Task directions:
For each entry, restate it word for word while omitting any image it holds.

Information shown:
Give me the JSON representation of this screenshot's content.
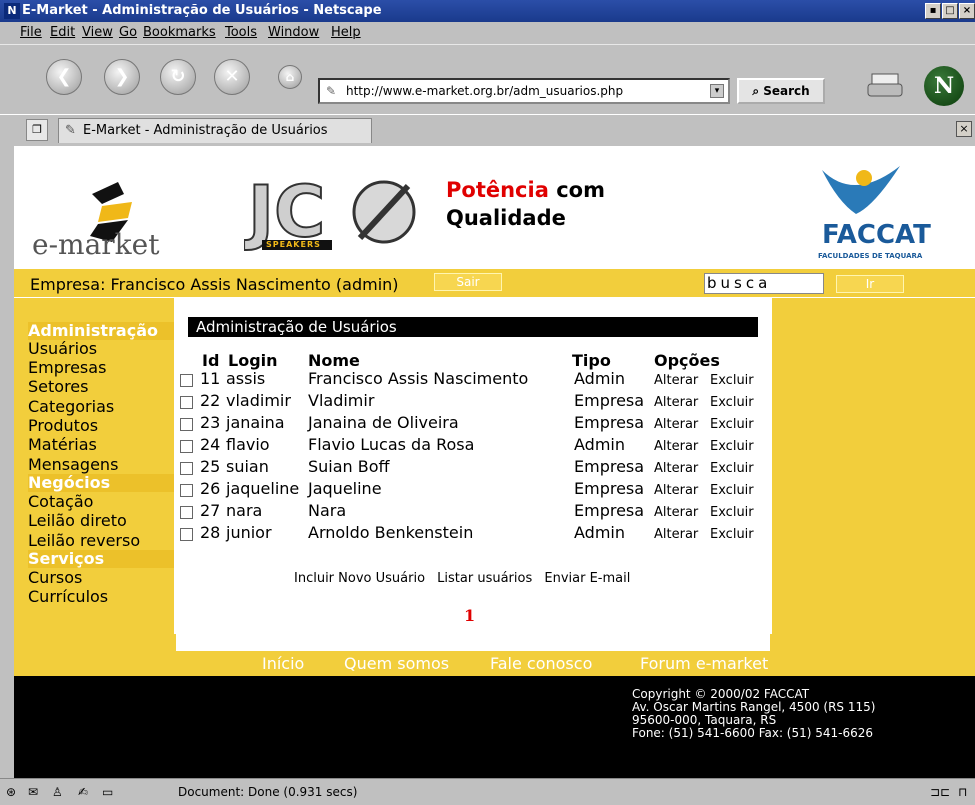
{
  "window": {
    "title": "E-Market - Administração de Usuários - Netscape"
  },
  "menu": [
    "File",
    "Edit",
    "View",
    "Go",
    "Bookmarks",
    "Tools",
    "Window",
    "Help"
  ],
  "nav": {
    "url": "http://www.e-market.org.br/adm_usuarios.php",
    "search_label": "Search",
    "browser_logo": "N"
  },
  "tab": {
    "title": "E-Market - Administração de Usuários"
  },
  "header": {
    "logo_text": "e-market",
    "logo2_sub": "SPEAKERS",
    "slogan_red": "Potência",
    "slogan_rest1": "com",
    "slogan_rest2": "Qualidade",
    "faccat_name": "FACCAT",
    "faccat_sub": "FACULDADES DE TAQUARA"
  },
  "userbar": {
    "empresa": "Empresa: Francisco Assis Nascimento (admin)",
    "sair": "Sair",
    "busca": "busca",
    "ir": "Ir"
  },
  "sidebar": {
    "sec1": "Administração",
    "admin_items": [
      "Usuários",
      "Empresas",
      "Setores",
      "Categorias",
      "Produtos",
      "Matérias",
      "Mensagens"
    ],
    "sec2": "Negócios",
    "neg_items": [
      "Cotação",
      "Leilão direto",
      "Leilão reverso"
    ],
    "sec3": "Serviços",
    "serv_items": [
      "Cursos",
      "Currículos"
    ]
  },
  "content": {
    "title": "Administração de Usuários",
    "headers": {
      "id": "Id",
      "login": "Login",
      "nome": "Nome",
      "tipo": "Tipo",
      "opcoes": "Opções"
    },
    "rows": [
      {
        "id": "11",
        "login": "assis",
        "nome": "Francisco Assis Nascimento",
        "tipo": "Admin",
        "alterar": "Alterar",
        "excluir": "Excluir"
      },
      {
        "id": "22",
        "login": "vladimir",
        "nome": "Vladimir",
        "tipo": "Empresa",
        "alterar": "Alterar",
        "excluir": "Excluir"
      },
      {
        "id": "23",
        "login": "janaina",
        "nome": "Janaina de Oliveira",
        "tipo": "Empresa",
        "alterar": "Alterar",
        "excluir": "Excluir"
      },
      {
        "id": "24",
        "login": "flavio",
        "nome": "Flavio Lucas da Rosa",
        "tipo": "Admin",
        "alterar": "Alterar",
        "excluir": "Excluir"
      },
      {
        "id": "25",
        "login": "suian",
        "nome": "Suian Boff",
        "tipo": "Empresa",
        "alterar": "Alterar",
        "excluir": "Excluir"
      },
      {
        "id": "26",
        "login": "jaqueline",
        "nome": "Jaqueline",
        "tipo": "Empresa",
        "alterar": "Alterar",
        "excluir": "Excluir"
      },
      {
        "id": "27",
        "login": "nara",
        "nome": "Nara",
        "tipo": "Empresa",
        "alterar": "Alterar",
        "excluir": "Excluir"
      },
      {
        "id": "28",
        "login": "junior",
        "nome": "Arnoldo Benkenstein",
        "tipo": "Admin",
        "alterar": "Alterar",
        "excluir": "Excluir"
      }
    ],
    "actions": [
      "Incluir Novo Usuário",
      "Listar usuários",
      "Enviar E-mail"
    ],
    "page": "1"
  },
  "footer_nav": [
    "Início",
    "Quem somos",
    "Fale conosco",
    "Forum e-market"
  ],
  "copyright": [
    "Copyright © 2000/02 FACCAT",
    "Av. Oscar Martins Rangel, 4500 (RS 115)",
    "95600-000, Taquara, RS",
    "Fone: (51) 541-6600 Fax: (51) 541-6626"
  ],
  "status": {
    "text": "Document: Done (0.931 secs)"
  },
  "colors": {
    "yellow": "#f2ce3c",
    "section": "#ecc12a",
    "red": "#e00000",
    "title_blue": "#1a3a8c"
  }
}
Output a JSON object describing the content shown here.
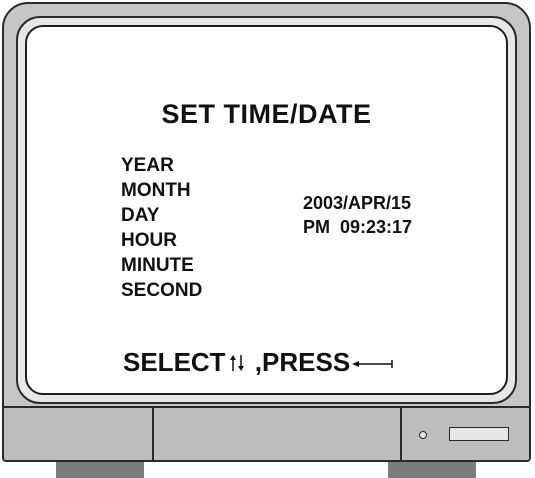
{
  "screen": {
    "title": "SET TIME/DATE",
    "fields": [
      "YEAR",
      "MONTH",
      "DAY",
      "HOUR",
      "MINUTE",
      "SECOND"
    ],
    "date_value": "2003/APR/15",
    "time_value": "PM  09:23:17"
  },
  "footer": {
    "select_label": "SELECT",
    "press_label": " ,PRESS",
    "select_icon": "up-down-arrows-icon",
    "press_icon": "enter-arrow-icon"
  },
  "colors": {
    "text": "#111111",
    "bezel": "#c6c6c6",
    "screen": "#ffffff"
  }
}
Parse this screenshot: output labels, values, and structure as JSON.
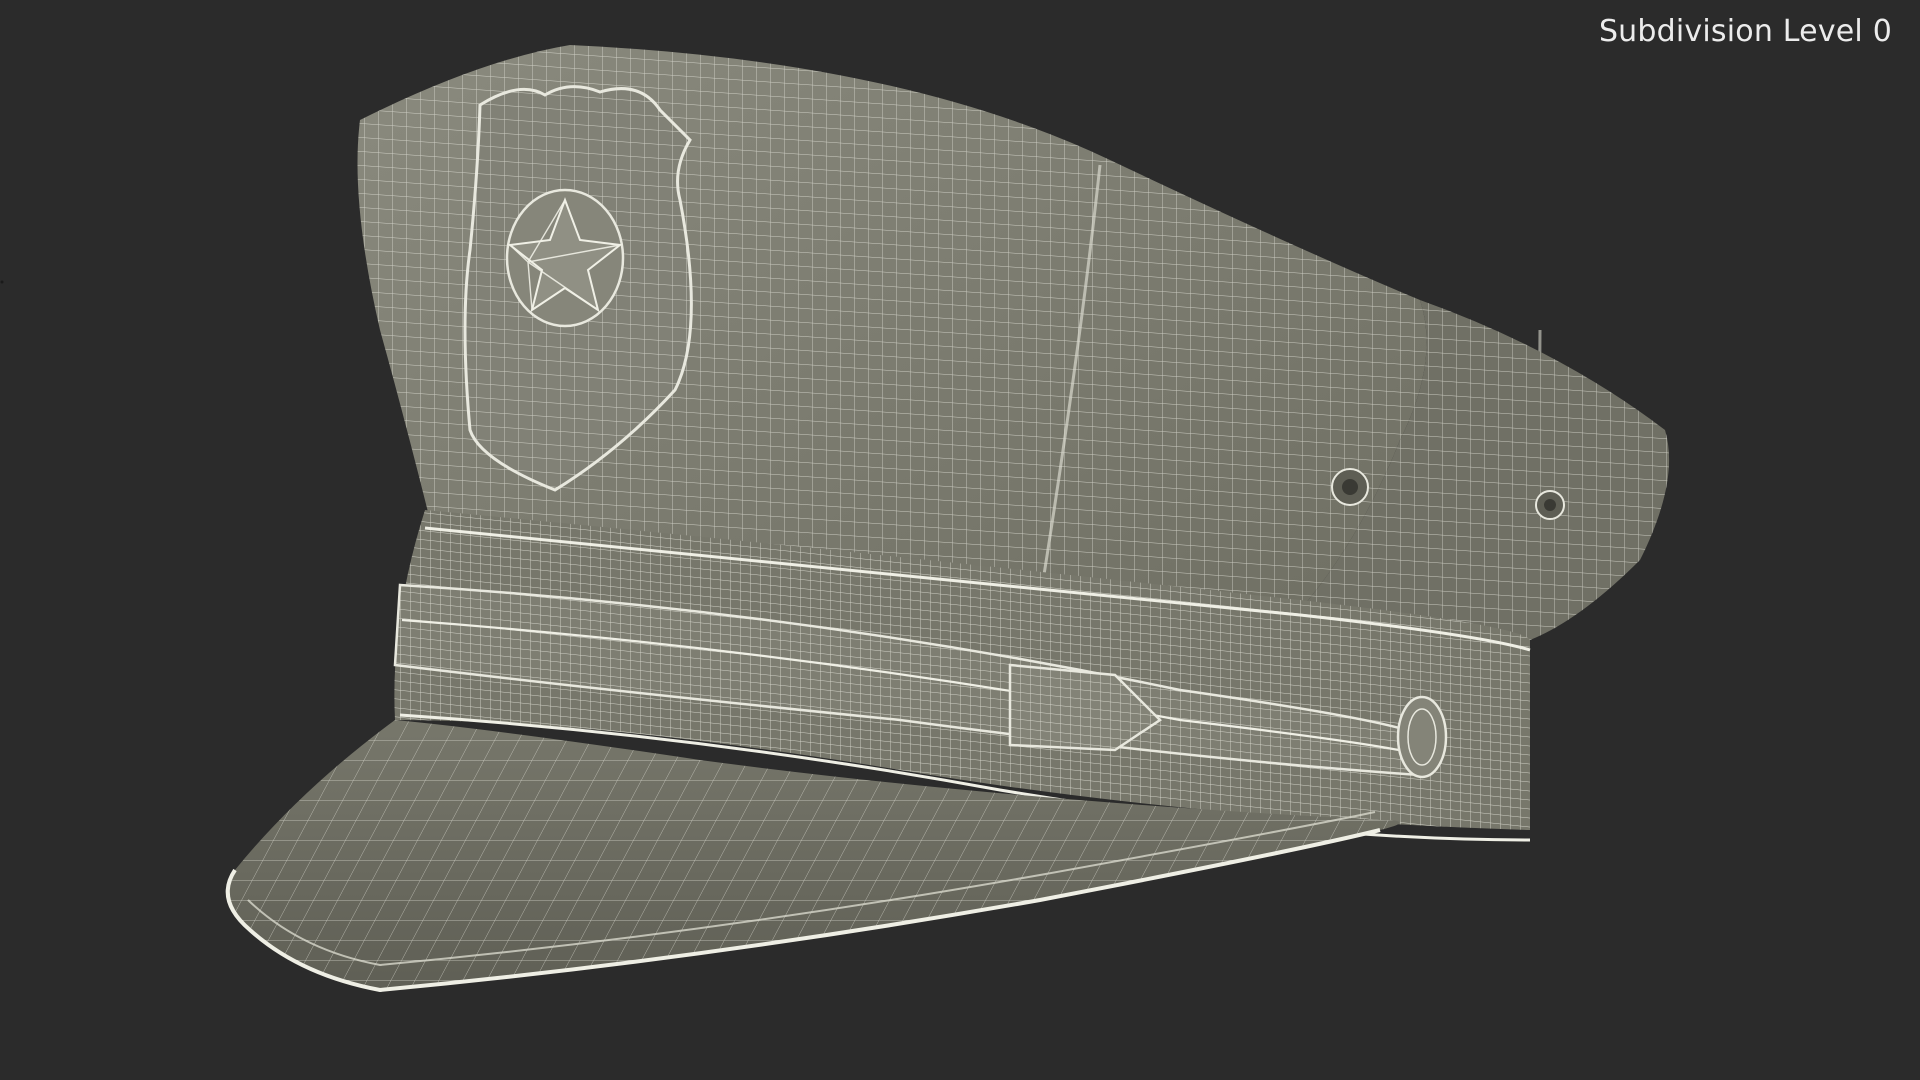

Response to this task:
Give me the JSON representation of this screenshot's content.
{
  "window": {
    "title": "E-Market - Administração de Usuários - Netscape"
  },
  "menu": [
    "File",
    "Edit",
    "View",
    "Go",
    "Bookmarks",
    "Tools",
    "Window",
    "Help"
  ],
  "nav": {
    "url": "http://www.e-market.org.br/adm_usuarios.php",
    "search_label": "Search",
    "browser_logo": "N"
  },
  "tab": {
    "title": "E-Market - Administração de Usuários"
  },
  "header": {
    "logo_text": "e-market",
    "logo2_sub": "SPEAKERS",
    "slogan_red": "Potência",
    "slogan_rest1": "com",
    "slogan_rest2": "Qualidade",
    "faccat_name": "FACCAT",
    "faccat_sub": "FACULDADES DE TAQUARA"
  },
  "userbar": {
    "empresa": "Empresa: Francisco Assis Nascimento (admin)",
    "sair": "Sair",
    "busca": "busca",
    "ir": "Ir"
  },
  "sidebar": {
    "sec1": "Administração",
    "admin_items": [
      "Usuários",
      "Empresas",
      "Setores",
      "Categorias",
      "Produtos",
      "Matérias",
      "Mensagens"
    ],
    "sec2": "Negócios",
    "neg_items": [
      "Cotação",
      "Leilão direto",
      "Leilão reverso"
    ],
    "sec3": "Serviços",
    "serv_items": [
      "Cursos",
      "Currículos"
    ]
  },
  "content": {
    "title": "Administração de Usuários",
    "headers": {
      "id": "Id",
      "login": "Login",
      "nome": "Nome",
      "tipo": "Tipo",
      "opcoes": "Opções"
    },
    "rows": [
      {
        "id": "11",
        "login": "assis",
        "nome": "Francisco Assis Nascimento",
        "tipo": "Admin",
        "alterar": "Alterar",
        "excluir": "Excluir"
      },
      {
        "id": "22",
        "login": "vladimir",
        "nome": "Vladimir",
        "tipo": "Empresa",
        "alterar": "Alterar",
        "excluir": "Excluir"
      },
      {
        "id": "23",
        "login": "janaina",
        "nome": "Janaina de Oliveira",
        "tipo": "Empresa",
        "alterar": "Alterar",
        "excluir": "Excluir"
      },
      {
        "id": "24",
        "login": "flavio",
        "nome": "Flavio Lucas da Rosa",
        "tipo": "Admin",
        "alterar": "Alterar",
        "excluir": "Excluir"
      },
      {
        "id": "25",
        "login": "suian",
        "nome": "Suian Boff",
        "tipo": "Empresa",
        "alterar": "Alterar",
        "excluir": "Excluir"
      },
      {
        "id": "26",
        "login": "jaqueline",
        "nome": "Jaqueline",
        "tipo": "Empresa",
        "alterar": "Alterar",
        "excluir": "Excluir"
      },
      {
        "id": "27",
        "login": "nara",
        "nome": "Nara",
        "tipo": "Empresa",
        "alterar": "Alterar",
        "excluir": "Excluir"
      },
      {
        "id": "28",
        "login": "junior",
        "nome": "Arnoldo Benkenstein",
        "tipo": "Admin",
        "alterar": "Alterar",
        "excluir": "Excluir"
      }
    ],
    "actions": [
      "Incluir Novo Usuário",
      "Listar usuários",
      "Enviar E-mail"
    ],
    "page": "1"
  },
  "footer_nav": [
    "Início",
    "Quem somos",
    "Fale conosco",
    "Forum e-market"
  ],
  "copyright": [
    "Copyright © 2000/02 FACCAT",
    "Av. Oscar Martins Rangel, 4500 (RS 115)",
    "95600-000, Taquara, RS",
    "Fone: (51) 541-6600 Fax: (51) 541-6626"
  ],
  "status": {
    "text": "Document: Done (0.931 secs)"
  },
  "colors": {
    "yellow": "#f2ce3c",
    "section": "#ecc12a",
    "red": "#e00000",
    "title_blue": "#1a3a8c"
  }
}
Output a JSON object describing the content shown here.
{
  "screen": {
    "title": "SET TIME/DATE",
    "fields": [
      "YEAR",
      "MONTH",
      "DAY",
      "HOUR",
      "MINUTE",
      "SECOND"
    ],
    "date_value": "2003/APR/15",
    "time_value": "PM  09:23:17"
  },
  "footer": {
    "select_label": "SELECT",
    "press_label": " ,PRESS",
    "select_icon": "up-down-arrows-icon",
    "press_icon": "enter-arrow-icon"
  },
  "colors": {
    "text": "#111111",
    "bezel": "#c6c6c6",
    "screen": "#ffffff"
  }
}
Parse this screenshot: output labels, values, and structure as JSON.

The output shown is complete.